From time to time, parents find that the image on the brochure and the explanation of the coaching they’d receive didn’t match the experience they actually had. To avoid this type of unfortunate situation, do your homework by asking for references.
Most camps will be happy to supply contacts that will give you insight into the camp from a parent perspective. Ask questions about who was on the ice with the kids. Did they stay true to their goalie to - coach ratio? Did they have quality supervision off the ice? This feedback can be very helpful once you have narrowed your choices down to a couple of camps.
Hours of ice/training
Like the other factors to consider above, this is really going to depend on your expectations going into the camp. Since summer camps can vary in duration from weekends to weeks, the number you want to look at is the amount of hours on-ice per day.
For most kids, four hours is the maximum they can handle and still actually gain something from the instruction.
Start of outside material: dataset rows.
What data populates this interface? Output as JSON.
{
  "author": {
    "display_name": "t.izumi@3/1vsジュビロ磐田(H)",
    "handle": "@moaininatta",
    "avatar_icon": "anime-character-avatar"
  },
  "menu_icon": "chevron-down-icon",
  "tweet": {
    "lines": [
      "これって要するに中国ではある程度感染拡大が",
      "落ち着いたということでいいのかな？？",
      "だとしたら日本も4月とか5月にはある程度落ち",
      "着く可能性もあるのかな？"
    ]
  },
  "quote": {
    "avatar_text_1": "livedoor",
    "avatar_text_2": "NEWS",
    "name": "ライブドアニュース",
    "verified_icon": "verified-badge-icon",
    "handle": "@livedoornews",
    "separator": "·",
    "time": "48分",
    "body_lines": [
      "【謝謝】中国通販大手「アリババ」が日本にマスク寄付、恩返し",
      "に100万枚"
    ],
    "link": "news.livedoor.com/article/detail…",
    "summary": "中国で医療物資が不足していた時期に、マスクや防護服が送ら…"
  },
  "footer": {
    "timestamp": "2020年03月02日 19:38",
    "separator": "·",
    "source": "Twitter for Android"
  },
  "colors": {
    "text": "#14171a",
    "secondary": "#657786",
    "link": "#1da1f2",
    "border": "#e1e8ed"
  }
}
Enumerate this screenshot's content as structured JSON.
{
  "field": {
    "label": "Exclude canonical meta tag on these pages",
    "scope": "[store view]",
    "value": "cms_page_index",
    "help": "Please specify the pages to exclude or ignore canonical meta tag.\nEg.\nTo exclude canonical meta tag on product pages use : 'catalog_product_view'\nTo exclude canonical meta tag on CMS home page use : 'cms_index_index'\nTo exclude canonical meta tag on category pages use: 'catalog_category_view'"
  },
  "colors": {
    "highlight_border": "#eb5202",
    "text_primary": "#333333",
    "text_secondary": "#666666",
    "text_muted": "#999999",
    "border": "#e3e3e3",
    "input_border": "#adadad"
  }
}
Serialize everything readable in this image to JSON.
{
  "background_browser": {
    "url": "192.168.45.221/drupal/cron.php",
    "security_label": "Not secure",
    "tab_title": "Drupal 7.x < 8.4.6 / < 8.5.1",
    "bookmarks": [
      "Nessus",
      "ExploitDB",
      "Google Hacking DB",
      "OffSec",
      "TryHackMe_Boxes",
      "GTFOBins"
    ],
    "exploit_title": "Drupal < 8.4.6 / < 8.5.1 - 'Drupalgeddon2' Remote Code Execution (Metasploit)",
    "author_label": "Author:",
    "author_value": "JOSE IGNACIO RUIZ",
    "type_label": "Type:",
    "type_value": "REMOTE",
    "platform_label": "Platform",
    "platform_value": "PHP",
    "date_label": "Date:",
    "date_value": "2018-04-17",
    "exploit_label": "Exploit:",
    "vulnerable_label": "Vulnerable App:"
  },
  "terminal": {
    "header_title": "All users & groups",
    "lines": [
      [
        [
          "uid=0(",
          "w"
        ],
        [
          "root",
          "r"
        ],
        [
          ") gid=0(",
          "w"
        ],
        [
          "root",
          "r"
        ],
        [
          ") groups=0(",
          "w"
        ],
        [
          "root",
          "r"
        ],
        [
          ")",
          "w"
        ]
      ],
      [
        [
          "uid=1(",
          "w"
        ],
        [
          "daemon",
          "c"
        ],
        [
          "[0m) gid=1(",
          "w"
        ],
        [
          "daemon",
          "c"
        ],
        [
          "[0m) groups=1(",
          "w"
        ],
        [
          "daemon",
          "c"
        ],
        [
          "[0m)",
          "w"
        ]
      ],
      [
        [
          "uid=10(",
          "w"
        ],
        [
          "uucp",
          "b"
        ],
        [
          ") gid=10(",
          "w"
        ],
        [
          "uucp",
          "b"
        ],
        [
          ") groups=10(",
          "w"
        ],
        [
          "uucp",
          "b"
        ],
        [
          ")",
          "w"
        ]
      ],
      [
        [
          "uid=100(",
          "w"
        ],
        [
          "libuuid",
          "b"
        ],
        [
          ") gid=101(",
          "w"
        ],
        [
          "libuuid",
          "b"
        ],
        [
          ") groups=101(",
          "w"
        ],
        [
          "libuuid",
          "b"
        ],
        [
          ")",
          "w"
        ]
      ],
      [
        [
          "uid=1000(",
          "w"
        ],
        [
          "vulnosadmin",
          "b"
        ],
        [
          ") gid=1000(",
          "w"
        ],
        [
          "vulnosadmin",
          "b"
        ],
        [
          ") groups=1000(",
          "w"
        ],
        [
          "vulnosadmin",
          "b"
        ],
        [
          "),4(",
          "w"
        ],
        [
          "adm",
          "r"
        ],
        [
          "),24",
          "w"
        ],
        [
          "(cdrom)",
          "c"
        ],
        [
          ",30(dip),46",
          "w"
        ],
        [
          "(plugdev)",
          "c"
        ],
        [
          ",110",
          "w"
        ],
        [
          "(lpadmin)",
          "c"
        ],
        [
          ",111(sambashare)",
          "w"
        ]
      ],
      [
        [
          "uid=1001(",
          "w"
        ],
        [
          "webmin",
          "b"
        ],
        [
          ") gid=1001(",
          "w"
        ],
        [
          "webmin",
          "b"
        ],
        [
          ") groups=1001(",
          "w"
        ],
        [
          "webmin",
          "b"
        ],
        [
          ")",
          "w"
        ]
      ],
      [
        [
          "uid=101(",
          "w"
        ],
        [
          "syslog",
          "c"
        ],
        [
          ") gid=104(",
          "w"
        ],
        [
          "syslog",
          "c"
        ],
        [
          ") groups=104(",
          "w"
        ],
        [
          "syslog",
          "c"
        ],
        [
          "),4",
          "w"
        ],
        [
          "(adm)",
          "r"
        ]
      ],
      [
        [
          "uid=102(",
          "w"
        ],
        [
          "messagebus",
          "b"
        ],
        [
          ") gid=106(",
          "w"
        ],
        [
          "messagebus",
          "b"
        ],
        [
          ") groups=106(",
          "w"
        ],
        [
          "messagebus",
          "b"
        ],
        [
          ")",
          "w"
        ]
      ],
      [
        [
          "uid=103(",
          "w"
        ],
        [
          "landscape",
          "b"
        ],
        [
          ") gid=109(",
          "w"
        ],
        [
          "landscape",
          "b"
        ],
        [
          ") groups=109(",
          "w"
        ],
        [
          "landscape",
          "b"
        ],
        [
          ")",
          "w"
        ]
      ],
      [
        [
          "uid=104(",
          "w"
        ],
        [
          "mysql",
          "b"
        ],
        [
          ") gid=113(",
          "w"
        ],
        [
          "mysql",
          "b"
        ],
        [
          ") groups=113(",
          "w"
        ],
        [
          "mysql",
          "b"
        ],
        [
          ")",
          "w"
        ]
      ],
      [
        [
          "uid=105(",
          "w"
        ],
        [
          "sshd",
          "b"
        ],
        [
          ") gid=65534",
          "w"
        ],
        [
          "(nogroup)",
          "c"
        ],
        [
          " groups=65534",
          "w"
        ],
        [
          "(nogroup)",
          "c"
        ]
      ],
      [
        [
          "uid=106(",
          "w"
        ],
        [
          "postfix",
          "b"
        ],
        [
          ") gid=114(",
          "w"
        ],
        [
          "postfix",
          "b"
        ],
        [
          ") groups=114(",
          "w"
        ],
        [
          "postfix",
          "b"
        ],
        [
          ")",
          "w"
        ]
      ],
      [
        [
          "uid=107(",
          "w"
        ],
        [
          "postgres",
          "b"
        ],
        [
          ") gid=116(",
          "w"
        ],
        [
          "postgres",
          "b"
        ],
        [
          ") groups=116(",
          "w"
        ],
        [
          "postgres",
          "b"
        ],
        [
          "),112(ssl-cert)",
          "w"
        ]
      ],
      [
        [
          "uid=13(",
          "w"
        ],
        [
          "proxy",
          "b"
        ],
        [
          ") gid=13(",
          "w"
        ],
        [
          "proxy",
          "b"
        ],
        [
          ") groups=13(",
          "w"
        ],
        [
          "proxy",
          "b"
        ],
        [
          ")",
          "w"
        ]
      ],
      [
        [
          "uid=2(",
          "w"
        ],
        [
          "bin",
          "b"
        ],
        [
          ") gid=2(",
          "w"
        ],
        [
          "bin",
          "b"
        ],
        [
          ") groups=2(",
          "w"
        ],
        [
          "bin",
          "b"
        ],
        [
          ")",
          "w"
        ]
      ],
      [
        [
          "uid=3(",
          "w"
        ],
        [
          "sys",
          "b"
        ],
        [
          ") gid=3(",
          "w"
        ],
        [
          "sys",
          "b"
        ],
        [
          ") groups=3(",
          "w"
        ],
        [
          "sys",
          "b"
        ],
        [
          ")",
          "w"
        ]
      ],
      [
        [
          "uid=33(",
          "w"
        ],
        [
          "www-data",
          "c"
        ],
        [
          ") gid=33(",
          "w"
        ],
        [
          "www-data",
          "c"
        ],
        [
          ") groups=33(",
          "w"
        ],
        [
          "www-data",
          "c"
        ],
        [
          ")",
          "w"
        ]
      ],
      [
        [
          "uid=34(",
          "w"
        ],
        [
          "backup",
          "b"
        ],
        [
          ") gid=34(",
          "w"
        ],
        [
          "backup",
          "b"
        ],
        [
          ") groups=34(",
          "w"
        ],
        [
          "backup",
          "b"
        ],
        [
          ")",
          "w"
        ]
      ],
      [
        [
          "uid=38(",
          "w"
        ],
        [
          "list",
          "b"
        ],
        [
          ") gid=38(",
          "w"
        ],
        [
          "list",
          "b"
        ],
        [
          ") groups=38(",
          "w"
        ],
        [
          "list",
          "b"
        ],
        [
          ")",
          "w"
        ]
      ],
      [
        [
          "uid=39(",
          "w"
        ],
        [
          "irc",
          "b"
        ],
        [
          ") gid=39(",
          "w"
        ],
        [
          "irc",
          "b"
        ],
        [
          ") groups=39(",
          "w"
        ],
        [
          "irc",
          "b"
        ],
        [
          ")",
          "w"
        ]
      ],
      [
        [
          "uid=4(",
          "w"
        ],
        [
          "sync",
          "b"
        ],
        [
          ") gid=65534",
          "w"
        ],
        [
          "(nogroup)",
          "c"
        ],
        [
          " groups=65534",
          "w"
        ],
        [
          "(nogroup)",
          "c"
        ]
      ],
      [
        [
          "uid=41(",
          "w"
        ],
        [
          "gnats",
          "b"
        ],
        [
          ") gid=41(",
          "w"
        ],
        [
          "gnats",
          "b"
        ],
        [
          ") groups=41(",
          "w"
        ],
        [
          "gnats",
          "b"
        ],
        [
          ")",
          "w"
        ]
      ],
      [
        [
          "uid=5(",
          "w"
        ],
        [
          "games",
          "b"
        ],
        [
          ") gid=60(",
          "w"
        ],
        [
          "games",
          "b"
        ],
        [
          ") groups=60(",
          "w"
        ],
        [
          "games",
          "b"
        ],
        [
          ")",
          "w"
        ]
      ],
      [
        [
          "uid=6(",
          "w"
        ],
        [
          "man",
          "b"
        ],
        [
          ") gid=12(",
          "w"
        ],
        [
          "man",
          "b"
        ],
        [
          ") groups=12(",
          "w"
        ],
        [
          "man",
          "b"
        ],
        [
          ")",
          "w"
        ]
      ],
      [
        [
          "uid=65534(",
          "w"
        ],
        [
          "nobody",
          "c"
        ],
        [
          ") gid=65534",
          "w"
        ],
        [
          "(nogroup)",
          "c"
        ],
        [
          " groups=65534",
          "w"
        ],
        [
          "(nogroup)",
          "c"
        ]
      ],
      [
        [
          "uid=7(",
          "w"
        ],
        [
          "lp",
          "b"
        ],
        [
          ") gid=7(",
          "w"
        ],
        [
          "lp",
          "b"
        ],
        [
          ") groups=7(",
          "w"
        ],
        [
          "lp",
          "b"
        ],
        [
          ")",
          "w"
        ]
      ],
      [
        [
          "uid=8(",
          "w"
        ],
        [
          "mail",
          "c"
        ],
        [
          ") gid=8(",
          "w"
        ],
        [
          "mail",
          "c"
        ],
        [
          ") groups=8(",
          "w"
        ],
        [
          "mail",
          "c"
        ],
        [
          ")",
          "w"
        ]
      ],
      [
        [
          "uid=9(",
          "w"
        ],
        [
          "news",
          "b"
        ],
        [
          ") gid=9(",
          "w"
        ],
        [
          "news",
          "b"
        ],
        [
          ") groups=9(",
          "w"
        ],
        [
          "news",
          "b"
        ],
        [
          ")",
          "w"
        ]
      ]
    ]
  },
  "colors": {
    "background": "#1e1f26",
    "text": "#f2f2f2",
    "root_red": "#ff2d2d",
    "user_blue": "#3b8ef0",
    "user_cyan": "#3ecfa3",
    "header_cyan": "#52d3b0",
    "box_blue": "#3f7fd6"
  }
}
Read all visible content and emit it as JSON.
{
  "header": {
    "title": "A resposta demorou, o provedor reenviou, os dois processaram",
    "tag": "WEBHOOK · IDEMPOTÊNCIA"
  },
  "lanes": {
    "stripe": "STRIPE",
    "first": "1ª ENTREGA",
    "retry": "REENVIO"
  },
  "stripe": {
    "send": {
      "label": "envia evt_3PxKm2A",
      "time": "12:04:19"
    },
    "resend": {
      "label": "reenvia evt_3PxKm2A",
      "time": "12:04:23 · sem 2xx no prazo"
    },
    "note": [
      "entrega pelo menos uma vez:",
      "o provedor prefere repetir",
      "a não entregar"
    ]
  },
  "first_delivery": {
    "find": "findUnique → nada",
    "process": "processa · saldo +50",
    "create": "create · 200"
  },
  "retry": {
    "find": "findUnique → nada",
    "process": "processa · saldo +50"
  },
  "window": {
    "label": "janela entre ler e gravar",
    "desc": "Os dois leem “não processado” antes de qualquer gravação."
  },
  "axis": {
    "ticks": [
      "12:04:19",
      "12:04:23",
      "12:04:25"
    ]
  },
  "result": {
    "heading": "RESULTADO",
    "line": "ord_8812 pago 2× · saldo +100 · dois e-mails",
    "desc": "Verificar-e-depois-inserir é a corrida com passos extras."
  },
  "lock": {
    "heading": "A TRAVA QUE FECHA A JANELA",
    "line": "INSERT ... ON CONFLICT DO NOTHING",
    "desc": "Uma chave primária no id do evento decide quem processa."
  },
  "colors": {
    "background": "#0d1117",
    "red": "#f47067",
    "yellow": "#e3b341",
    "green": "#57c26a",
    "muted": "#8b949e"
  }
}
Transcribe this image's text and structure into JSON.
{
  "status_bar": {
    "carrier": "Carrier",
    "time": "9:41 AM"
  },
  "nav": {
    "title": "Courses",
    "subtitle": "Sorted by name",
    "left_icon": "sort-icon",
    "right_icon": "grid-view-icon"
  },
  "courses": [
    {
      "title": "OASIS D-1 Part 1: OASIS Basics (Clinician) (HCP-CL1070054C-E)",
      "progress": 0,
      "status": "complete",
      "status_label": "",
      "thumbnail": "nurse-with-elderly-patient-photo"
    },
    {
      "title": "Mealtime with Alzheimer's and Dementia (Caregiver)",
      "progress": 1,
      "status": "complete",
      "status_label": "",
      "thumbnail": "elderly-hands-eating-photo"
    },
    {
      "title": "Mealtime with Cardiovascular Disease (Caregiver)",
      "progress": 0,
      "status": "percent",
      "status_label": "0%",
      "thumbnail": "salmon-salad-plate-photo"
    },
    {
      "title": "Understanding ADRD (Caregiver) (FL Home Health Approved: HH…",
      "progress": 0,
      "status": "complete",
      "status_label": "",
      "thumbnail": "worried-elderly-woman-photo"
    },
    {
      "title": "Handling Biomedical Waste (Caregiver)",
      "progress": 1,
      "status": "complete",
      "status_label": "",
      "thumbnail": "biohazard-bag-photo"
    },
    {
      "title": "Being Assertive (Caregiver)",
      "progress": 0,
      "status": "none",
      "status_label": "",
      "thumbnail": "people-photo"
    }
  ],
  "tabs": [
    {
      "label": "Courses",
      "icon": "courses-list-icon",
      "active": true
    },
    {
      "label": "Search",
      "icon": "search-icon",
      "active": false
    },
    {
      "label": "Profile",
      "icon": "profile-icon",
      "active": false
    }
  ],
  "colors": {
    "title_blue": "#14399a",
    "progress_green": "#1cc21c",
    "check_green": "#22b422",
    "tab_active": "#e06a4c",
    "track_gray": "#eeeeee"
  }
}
That number decreases as the intensity of the camp increases. In other words, if the day also includes dry-land workouts, plyometrics and outdoor activities, then you may be wasting your time and money on that fourth hour of ice that day.
Finally, understanding the appropriate level that will challenge and allow your child to experience success is another important factor to consider.
Elite, Advanced, Pro and other terms like this mean many different things to many people. Seek out exactly what the camp is looking for when they say Elite PeeWee Camp and if it matches your son or daughter’s skill level.
In addition, some camps or professional training companies have an internal progression where certain camps or levels are a prerequisite for another level. Take the initiative to call ahead or email and find out if your child matches well with the skill level the camp instructors are looking for.
In the end, if you take the time to do a little homework prior to making your decision, then you will likely find a camp that will be a wise investment of your resources and provide a great experience for your child.